By Luis Torres, Freelance Journalist, Special to the Latino Journal
|Dr. Rudolfo Acuña, Professor|
The event, which caps a week-long conference at the Westin Pasadena Hotel organized by the National Association for Chicana and Chicano Studies, is being presented by a volunteer, nonprofit group known as the Los Angeles Committee to Support Ethnic Studies.
The event, being held Saturday, April 2 at 6:30 pm, is open to the public.
Speakers will present an overview of what supporters of ethnic studies call the attack on ethnic studies in the state of Arizona. A law went into effect in January that essentially bans the teaching of ethnic studies in Arizona, including Chicano Studies. A group of parents, teachers and students in Tucson has challenged that law by filing a lawsuit. The event at the conclusion of the conference at the Westin Pasadena is aimed at supporting the citizens of Tucson who are challenging that law.
Tucson civil rights attorney Richard Martinez, who is representing the plaintiffs in the lawsuit which is intended to preserve ethnic studies, says he is grateful for the support that California Latinos are demonstrating. “This is something that transcends Tucson and the state of Arizona, it ultimately affects all Latinos,” said Martinez. “We in Arizona are pleased that California Latinos are beginning to show such support for the effort to ensure justice for the Latino community in Arizona.”
The law essentially banning ethnic studies comes on the heels of Arizona’s controversial law (SB 1070) that allows local law enforcement to demand proof of legal residency from individuals. Critics of that law claim it opens the door to “racial profiling.” A federal court judge has put a temporary hold on many of the provisions of that law. The issue may end up in the United States Supreme Court.
Arizona governor Jan Brewer has said publicly that the law does not encourage racial profiling: “When I signed the bill I said SB 1070 represents another tool for our state to use as we work to address a crisis we did not create and that the federal government has actively refused to fix. The law protects us all, every Arizona citizen and everyone here in our state legally.”
The event Saturday will feature speakers who will explain the background and context of the status of ethnic studies in Arizona. There will be a presentation by Richard Montoya of the acclaimed satirical acting troupe Culture Clash. It will be hosted by educator Felicia Montes and Gustavo Arrellano who writes the newspaper column “Ask a Mexican.” Entertainment will be provided by the Mexican folkloric group Las Cafeteras.

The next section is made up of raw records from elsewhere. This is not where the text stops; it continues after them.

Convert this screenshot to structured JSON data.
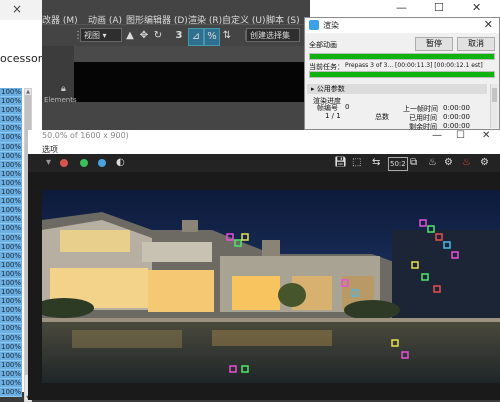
{
  "processor_panel": {
    "title": "ocessor",
    "rows": [
      "100%",
      "100%",
      "100%",
      "100%",
      "100%",
      "100%",
      "100%",
      "100%",
      "100%",
      "100%",
      "100%",
      "100%",
      "100%",
      "100%",
      "100%",
      "100%",
      "100%",
      "100%",
      "100%",
      "100%",
      "100%",
      "100%",
      "100%",
      "100%",
      "100%",
      "100%",
      "100%",
      "100%",
      "100%",
      "100%",
      "100%",
      "100%",
      "100%",
      "100%"
    ]
  },
  "menubar": {
    "items": [
      "改器 (M)",
      "动画 (A)",
      "图形编辑器 (D)",
      "渲染 (R)",
      "自定义 (U)",
      "脚本 (S)"
    ]
  },
  "toolbar": {
    "view_dropdown": "视图",
    "selection_set": "创建选择集"
  },
  "viewport": {
    "elements_label": "Elements"
  },
  "render_dialog": {
    "title": "渲染",
    "all_anim_label": "全部动画",
    "pause_button": "暂停",
    "cancel_button": "取消",
    "current_task_label": "当前任务：",
    "current_task_value": "Prepass 3 of 3...  [00:00:11.3] [00:00:12.1 est]",
    "progress": 1.0,
    "section_header": "公用参数",
    "progress_group": "渲染进度",
    "frame_label": "帧编号",
    "frame_value": "0",
    "frames_done": "1 / 1",
    "total_label": "总数",
    "last_frame_label": "上一帧时间",
    "last_frame_value": "0:00:00",
    "elapsed_label": "已用时间",
    "elapsed_value": "0:00:00",
    "remaining_label": "剩余时间",
    "remaining_value": "0:00:00"
  },
  "framebuffer": {
    "title": "50.0% of 1600 x 900)",
    "menu": "选项"
  },
  "colors": {
    "progress_fill": "#0fb20f",
    "processor_row": "#6cb0e3",
    "dot_red": "#d9534f",
    "dot_green": "#3cbf5b",
    "dot_blue": "#4aa3df"
  }
}
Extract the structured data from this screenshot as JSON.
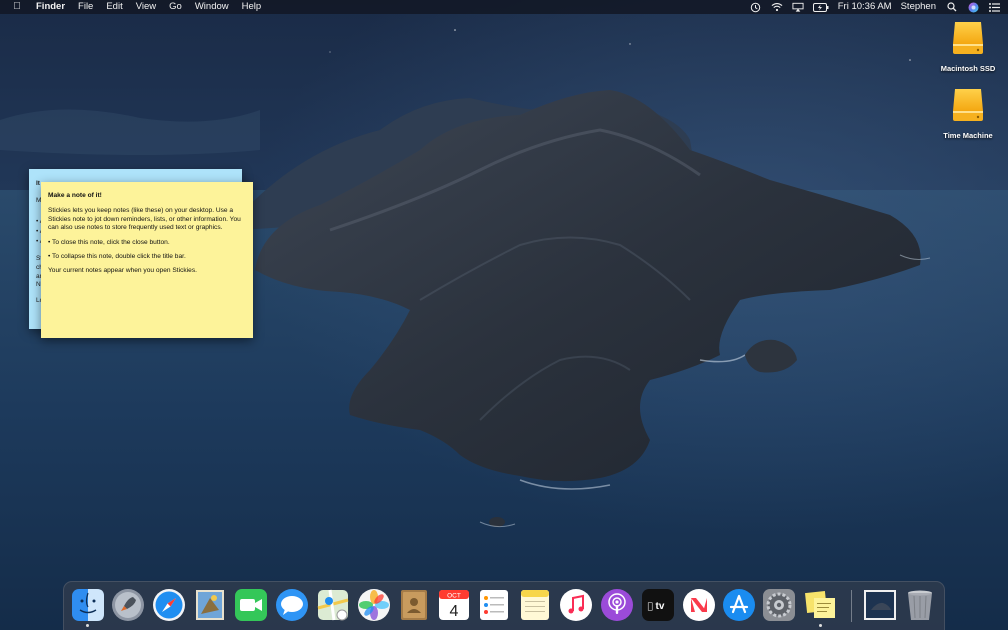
{
  "menubar": {
    "app_name": "Finder",
    "menus": [
      "File",
      "Edit",
      "View",
      "Go",
      "Window",
      "Help"
    ],
    "clock": "Fri 10:36 AM",
    "user": "Stephen",
    "status_icons": [
      "time-machine-icon",
      "wifi-icon",
      "airplay-icon",
      "battery-icon",
      "spotlight-icon",
      "siri-icon",
      "notification-center-icon"
    ]
  },
  "desktop": {
    "icons": [
      {
        "label": "Macintosh SSD"
      },
      {
        "label": "Time Machine"
      }
    ]
  },
  "stickies": {
    "blue_note": {
      "fragments": [
        "It",
        "M",
        "• A",
        "• A",
        "• A",
        "St",
        "ch",
        "an",
        "N",
        "Lo"
      ]
    },
    "yellow_note": {
      "title": "Make a note of it!",
      "paragraphs": [
        "Stickies lets you keep notes (like these) on your desktop. Use a Stickies note to jot down reminders, lists, or other information. You can also use notes to store frequently used text or graphics.",
        "• To close this note, click the close button.",
        "• To collapse this note, double click the title bar.",
        "Your current notes appear when you open Stickies."
      ]
    }
  },
  "dock": {
    "apps": [
      {
        "name": "Finder",
        "running": true
      },
      {
        "name": "Launchpad",
        "running": false
      },
      {
        "name": "Safari",
        "running": false
      },
      {
        "name": "Mail",
        "running": false
      },
      {
        "name": "FaceTime",
        "running": false
      },
      {
        "name": "Messages",
        "running": false
      },
      {
        "name": "Maps",
        "running": false
      },
      {
        "name": "Photos",
        "running": false
      },
      {
        "name": "Contacts",
        "running": false
      },
      {
        "name": "Calendar",
        "running": false
      },
      {
        "name": "Reminders",
        "running": false
      },
      {
        "name": "Notes",
        "running": false
      },
      {
        "name": "Music",
        "running": false
      },
      {
        "name": "Podcasts",
        "running": false
      },
      {
        "name": "TV",
        "running": false
      },
      {
        "name": "News",
        "running": false
      },
      {
        "name": "App Store",
        "running": false
      },
      {
        "name": "System Preferences",
        "running": false
      },
      {
        "name": "Stickies",
        "running": true
      }
    ],
    "calendar_month": "OCT",
    "calendar_day": "4",
    "tv_label": "tv",
    "others": [
      {
        "name": "Desktop Folder"
      },
      {
        "name": "Trash"
      }
    ]
  }
}
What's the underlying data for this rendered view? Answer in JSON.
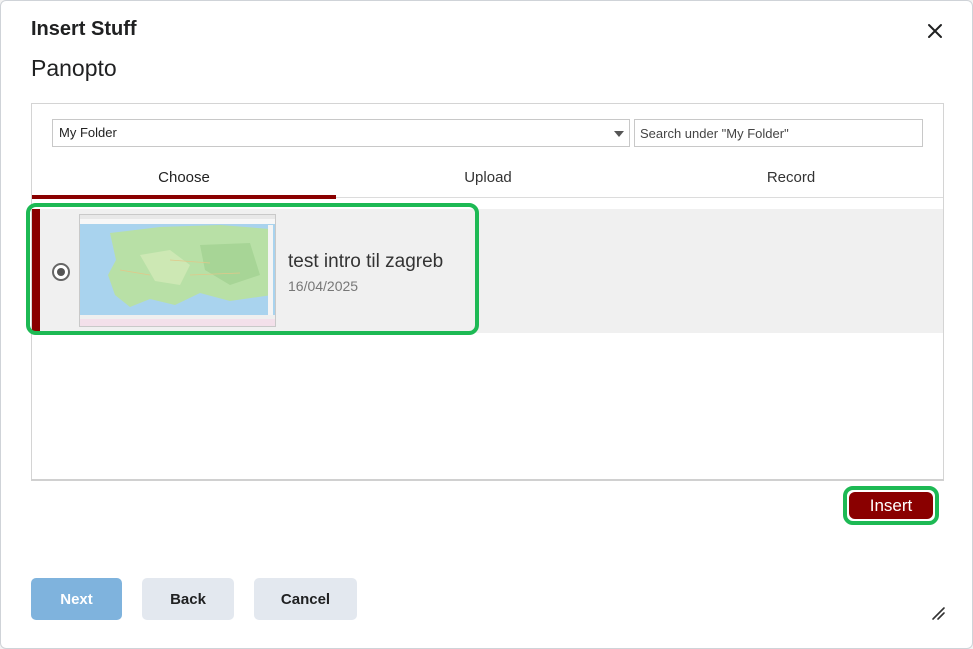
{
  "dialog": {
    "title": "Insert Stuff",
    "subtitle": "Panopto"
  },
  "panopto": {
    "folder_selected": "My Folder",
    "search_placeholder": "Search under \"My Folder\"",
    "tabs": [
      {
        "label": "Choose",
        "active": true
      },
      {
        "label": "Upload",
        "active": false
      },
      {
        "label": "Record",
        "active": false
      }
    ],
    "sessions": [
      {
        "title": "test intro til zagreb",
        "date": "16/04/2025",
        "selected": true
      }
    ],
    "insert_label": "Insert"
  },
  "footer": {
    "next_label": "Next",
    "back_label": "Back",
    "cancel_label": "Cancel"
  },
  "colors": {
    "accent": "#8a0000",
    "highlight": "#1db954",
    "next_button": "#7fb3dd",
    "secondary_button": "#e3e8ef"
  }
}
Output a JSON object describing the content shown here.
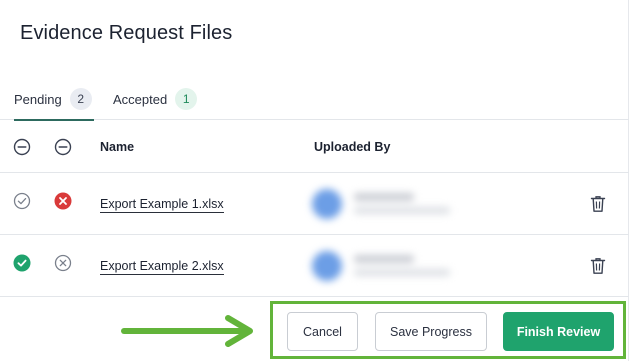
{
  "title": "Evidence Request Files",
  "tabs": [
    {
      "label": "Pending",
      "count": "2"
    },
    {
      "label": "Accepted",
      "count": "1"
    }
  ],
  "table": {
    "headers": {
      "name": "Name",
      "uploaded_by": "Uploaded By"
    },
    "rows": [
      {
        "name": "Export Example 1.xlsx",
        "accept_state": "unselected",
        "reject_state": "selected"
      },
      {
        "name": "Export Example 2.xlsx",
        "accept_state": "selected",
        "reject_state": "unselected"
      }
    ]
  },
  "actions": {
    "cancel": "Cancel",
    "save": "Save Progress",
    "finish": "Finish Review"
  },
  "colors": {
    "accept_green": "#1fa36d",
    "reject_red": "#d93a3a",
    "highlight_green": "#62b43a",
    "tab_underline": "#2d6a5e"
  },
  "icons": [
    "minus-circle-icon",
    "check-circle-icon",
    "x-circle-icon",
    "trash-icon",
    "arrow-right-icon",
    "user-avatar"
  ]
}
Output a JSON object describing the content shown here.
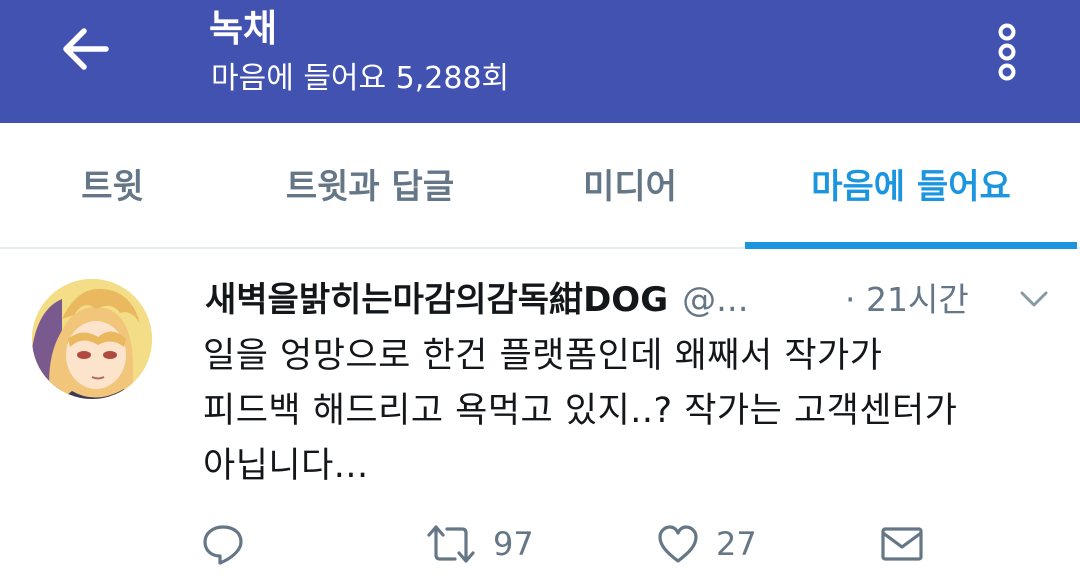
{
  "header": {
    "title": "녹채",
    "subtitle": "마음에 들어요 5,288회",
    "back_icon": "arrow-left-icon",
    "more_icon": "vertical-dots-icon",
    "bg_color": "#4152b1"
  },
  "tabs": [
    {
      "label": "트윗",
      "active": false
    },
    {
      "label": "트윗과 답글",
      "active": false
    },
    {
      "label": "미디어",
      "active": false
    },
    {
      "label": "마음에 들어요",
      "active": true
    }
  ],
  "tweet": {
    "display_name": "새벽을밝히는마감의감독紺DOG",
    "handle": "@...",
    "time": "· 21시간",
    "text_lines": [
      "일을 엉망으로 한건 플랫폼인데 왜째서 작가가",
      "피드백 해드리고 욕먹고 있지..? 작가는 고객센터가",
      "아닙니다..."
    ],
    "actions": {
      "reply_icon": "reply-icon",
      "retweet_icon": "retweet-icon",
      "retweet_count": "97",
      "like_icon": "heart-icon",
      "like_count": "27",
      "dm_icon": "envelope-icon"
    }
  },
  "colors": {
    "accent": "#1b95e0",
    "muted": "#657786",
    "text": "#14171a"
  }
}
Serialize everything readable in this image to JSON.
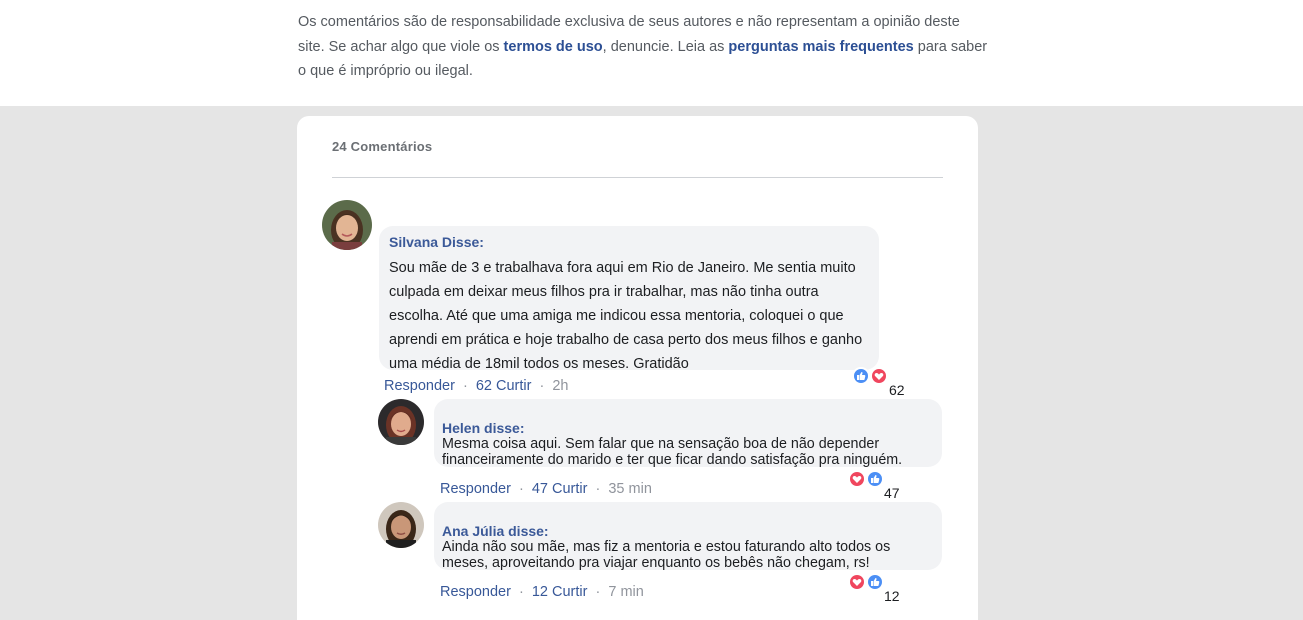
{
  "notice": {
    "part1": "Os comentários são de responsabilidade exclusiva de seus autores e não representam a opinião deste site. Se achar algo que viole os ",
    "terms_link": "termos de uso",
    "part2": ", denuncie. Leia as ",
    "faq_link": "perguntas mais frequentes",
    "part3": " para saber o que é impróprio ou ilegal."
  },
  "comments_header": {
    "count_label": "24 Comentários"
  },
  "comments": [
    {
      "author": "Silvana Disse:",
      "text": "Sou mãe de 3 e trabalhava fora aqui em Rio de Janeiro. Me sentia muito culpada em deixar meus filhos pra ir trabalhar, mas não tinha outra escolha. Até que uma amiga me indicou essa mentoria, coloquei o que aprendi em prática e hoje trabalho de casa perto dos meus filhos e ganho uma média de 18mil todos os meses. Gratidão",
      "reply_label": "Responder",
      "like_label": "62 Curtir",
      "time": "2h",
      "reaction_count": "62",
      "reactions": [
        "like-icon",
        "heart-icon"
      ]
    },
    {
      "author": "Helen disse:",
      "text": "Mesma coisa aqui. Sem falar que na sensação boa de não depender financeiramente do marido e ter que ficar dando satisfação pra ninguém.",
      "reply_label": "Responder",
      "like_label": "47 Curtir",
      "time": "35 min",
      "reaction_count": "47",
      "reactions": [
        "heart-icon",
        "like-icon"
      ]
    },
    {
      "author": "Ana Júlia disse:",
      "text": "Ainda não sou mãe, mas fiz a mentoria e estou faturando alto todos os meses, aproveitando pra viajar enquanto os bebês não chegam, rs!",
      "reply_label": "Responder",
      "like_label": "12 Curtir",
      "time": "7 min",
      "reaction_count": "12",
      "reactions": [
        "heart-icon",
        "like-icon"
      ]
    }
  ],
  "separator": "·",
  "colors": {
    "link": "#3b5998",
    "like": "#4c8ff5",
    "love": "#f0465e",
    "bubble": "#f2f3f5"
  }
}
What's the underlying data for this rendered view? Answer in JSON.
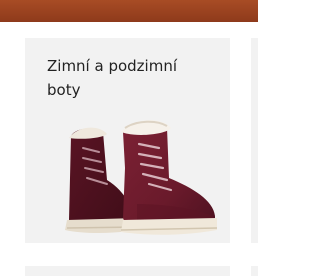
{
  "category_card": {
    "title": "Zimní a podzimní boty",
    "image_icon": "winter-boots-image"
  },
  "colors": {
    "top_band": "#9a4220",
    "card_background": "#f2f2f2",
    "boot_leather": "#6e1a2c",
    "fur_lining": "#f3eee6",
    "sole": "#ece4d6",
    "laces": "#c9a2ab"
  }
}
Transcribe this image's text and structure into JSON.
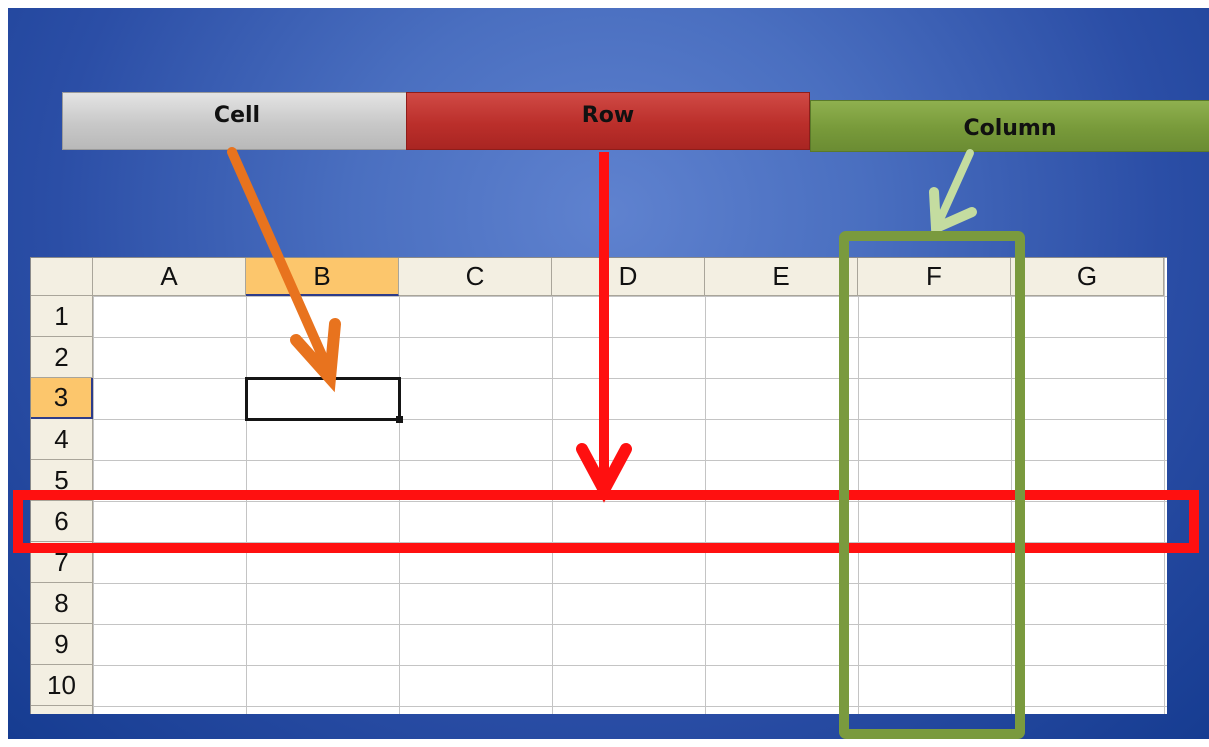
{
  "labels": {
    "cell": "Cell",
    "row": "Row",
    "column": "Column"
  },
  "spreadsheet": {
    "columns": [
      "A",
      "B",
      "C",
      "D",
      "E",
      "F",
      "G"
    ],
    "rows": [
      "1",
      "2",
      "3",
      "4",
      "5",
      "6",
      "7",
      "8",
      "9",
      "10"
    ],
    "selected_column": "B",
    "selected_row": "3",
    "highlighted_row": "6",
    "highlighted_column": "F"
  },
  "colors": {
    "cell_arrow": "#e8731e",
    "row_highlight": "#ff1010",
    "column_highlight": "#7a9a3e",
    "column_arrow": "#c4dca0",
    "header_selected": "#fcc66c"
  }
}
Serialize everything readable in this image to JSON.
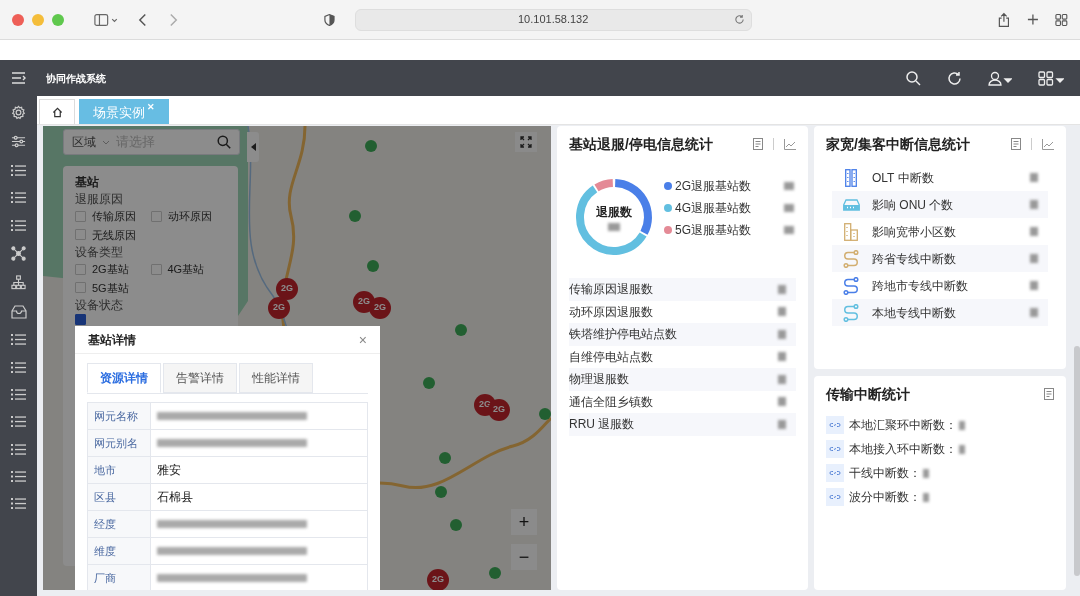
{
  "browser": {
    "address": "10.101.58.132"
  },
  "app": {
    "title": "协同作战系统"
  },
  "sidebar": {
    "items": [
      {
        "kind": "gear"
      },
      {
        "kind": "sliders"
      },
      {
        "kind": "list"
      },
      {
        "kind": "list"
      },
      {
        "kind": "list"
      },
      {
        "kind": "nodes"
      },
      {
        "kind": "hierarchy"
      },
      {
        "kind": "tray"
      },
      {
        "kind": "list"
      },
      {
        "kind": "list"
      },
      {
        "kind": "list"
      },
      {
        "kind": "list"
      },
      {
        "kind": "list"
      },
      {
        "kind": "list"
      },
      {
        "kind": "list"
      }
    ]
  },
  "tabs": [
    {
      "kind": "home",
      "selected": false
    },
    {
      "kind": "page",
      "label": "场景实例",
      "close": "✕",
      "selected": true
    }
  ],
  "map": {
    "region_label": "区域",
    "region_placeholder": "请选择",
    "markers": [
      {
        "label": "2G"
      },
      {
        "label": "2G"
      },
      {
        "label": "2G"
      },
      {
        "label": "2G"
      },
      {
        "label": "2G"
      },
      {
        "label": "2G"
      },
      {
        "label": "2G"
      }
    ],
    "filter": {
      "title": "基站",
      "groups": [
        {
          "title": "退服原因",
          "options": [
            {
              "label": "传输原因",
              "checked": false
            },
            {
              "label": "动环原因",
              "checked": false
            },
            {
              "label": "无线原因",
              "checked": false
            }
          ]
        },
        {
          "title": "设备类型",
          "options": [
            {
              "label": "2G基站",
              "checked": false
            },
            {
              "label": "4G基站",
              "checked": false
            },
            {
              "label": "5G基站",
              "checked": false
            }
          ]
        },
        {
          "title": "设备状态",
          "options": [
            {
              "checked": true
            }
          ]
        }
      ]
    },
    "zoom_in": "+",
    "zoom_out": "−"
  },
  "dialog": {
    "title": "基站详情",
    "close": "×",
    "tabs": [
      {
        "label": "资源详情",
        "selected": true
      },
      {
        "label": "告警详情",
        "selected": false
      },
      {
        "label": "性能详情",
        "selected": false
      }
    ],
    "rows": [
      {
        "label": "网元名称",
        "redacted": true
      },
      {
        "label": "网元别名",
        "redacted": true
      },
      {
        "label": "地市",
        "value": "雅安",
        "redacted": false
      },
      {
        "label": "区县",
        "value": "石棉县",
        "redacted": false
      },
      {
        "label": "经度",
        "redacted": true
      },
      {
        "label": "维度",
        "redacted": true
      },
      {
        "label": "厂商",
        "redacted": true
      }
    ]
  },
  "outage_card": {
    "title": "基站退服/停电信息统计",
    "donut_label": "退服数",
    "legend": [
      {
        "label": "2G退服基站数",
        "color": "#4a7fe8"
      },
      {
        "label": "4G退服基站数",
        "color": "#62bfe0"
      },
      {
        "label": "5G退服基站数",
        "color": "#e48a96"
      }
    ],
    "stats": [
      {
        "label": "传输原因退服数"
      },
      {
        "label": "动环原因退服数"
      },
      {
        "label": "铁塔维护停电站点数"
      },
      {
        "label": "自维停电站点数"
      },
      {
        "label": "物理退服数"
      },
      {
        "label": "通信全阻乡镇数"
      },
      {
        "label": "RRU 退服数"
      }
    ]
  },
  "broadband_card": {
    "title": "家宽/集客中断信息统计",
    "rows": [
      {
        "kind": "rack",
        "color": "#4a7fe8",
        "label": "OLT 中断数"
      },
      {
        "kind": "router",
        "color": "#62bfe0",
        "label": "影响 ONU 个数"
      },
      {
        "kind": "building",
        "color": "#d2ae70",
        "label": "影响宽带小区数"
      },
      {
        "kind": "route",
        "color": "#d2ae70",
        "label": "跨省专线中断数"
      },
      {
        "kind": "route",
        "color": "#4a7fe8",
        "label": "跨地市专线中断数"
      },
      {
        "kind": "route",
        "color": "#62bfe0",
        "label": "本地专线中断数"
      }
    ]
  },
  "transport_card": {
    "title": "传输中断统计",
    "rows": [
      {
        "label": "本地汇聚环中断数："
      },
      {
        "label": "本地接入环中断数："
      },
      {
        "label": "干线中断数："
      },
      {
        "label": "波分中断数："
      }
    ]
  }
}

One of the organizers of the event, veteran Cal State Northridge Chicano Studies professor Rodolfo Acuña, said the event, among other things, is intended to dispel misconceptions about the purpose of ethnic studies.
“The event at the Westin Pasadena Hotel will provide an opportunity for the community at large to learn about the importance of supporting ethnic studies in our universities and public schools,” said Acuña.
He added, “Ethnic studies is not about isolating students, but about having all students explore the full cultural and historical diversity that is woven into the broad fabric of the overall American experience, and that’s clearly to the benefit of all of us in this country.”
Acuña said ethnic studies have helped minority students achieve academically. “Chicano Studies, or La Raza Studies as they are called in Tucson, were established precisely because the schools were and are failing. They evolved around identity which cried out to be repaired, that cried out to be respected and now ethnic studies are under attack,” he said.
“Recent events in Arizona threaten what generations of Chicanos have fought so hard to achieve,” said Acuña.
The attorney general of Arizona, who was state superintendent of schools when the law was passed, disagrees with Acuña. Tom Horne has said publicly that the law curbing ethnic studies is necessary, claiming ethnic studies is divisive: “It is dividing kids by race. They are teaching a radical ideology, including that Arizona and other states were stolen from Mexico.”
The National Association for Chicana and Chicano Studies was established in 1972. It is the academic organization that serves academic programs, departments and research centers that focus on issues pertaining to Mexican Americans, Chicanos and Latinos. The association’s annual conference allows for the presentation of scholarly papers and presentations furthering the discipline as well as examination of issues relevant to the Chicano community.
More information about the event can be obtained at: firstname.lastname@example.org. Or at: SaveEthnicStudies.org.